|The humble soap bubble – a whole new field of physics. Photograph: Alexander Boden/flickr|
Respectfully, in memory of Sir Sam Edwards...
Many of the objects in the everyday world around us are squidgy when squashed, flow easily, or are very sensitive to changes in temperature. These sorts of materials – ranging from paint to frogspawn, from yogurt to snot – fall into the category of ‘soft matter’: materials whose dynamics are governed by timescales of seconds rather than hugely longer or shorter times.
The study of these systems, which are often complex and heterogeneous, grew out of the more traditional field of condensed matter physics. Whereas condensed matter physicists of the early-mid twentieth century traditionally studied in minute detail the properties of simple, one-phase materials such as copper or silicon, as soft matter grew as a discipline the range of material types studied expanded enormously.
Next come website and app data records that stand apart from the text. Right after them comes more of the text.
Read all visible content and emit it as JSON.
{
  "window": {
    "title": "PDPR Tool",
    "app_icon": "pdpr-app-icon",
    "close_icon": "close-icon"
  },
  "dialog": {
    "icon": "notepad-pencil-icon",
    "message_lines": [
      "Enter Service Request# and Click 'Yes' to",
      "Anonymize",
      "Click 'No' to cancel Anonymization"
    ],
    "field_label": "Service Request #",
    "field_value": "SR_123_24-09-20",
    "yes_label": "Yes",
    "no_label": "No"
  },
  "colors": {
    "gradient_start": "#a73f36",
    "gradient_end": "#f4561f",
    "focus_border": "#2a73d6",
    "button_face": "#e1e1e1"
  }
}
There are two towering figures, both theoretical physicists, who are usually identified with the birth of this new field: Pierre Gilles de Gennes and Sir Sam Edwards. Both were trained as conventional theorists, both saw the richness of the newer materials and how the mathematical tools they were familiar with could be taken over to the study of this new class of materials.
It was the Frenchman de Gennes who won the 1991 Nobel Prize for this work with a citation that read “for discovering that methods developed for studying order phenomena in simple systems can be generalized to more complex forms of matter, in particular to liquid crystals and polymers”. But his friend and friendly rival the Welshman Sir Sam Edwards, who died last week at the age of 87, was equally active and influential; many felt he was unlucky not to share the prize.
The Guardian: The birth of soft matter physics, the physics of the everyday,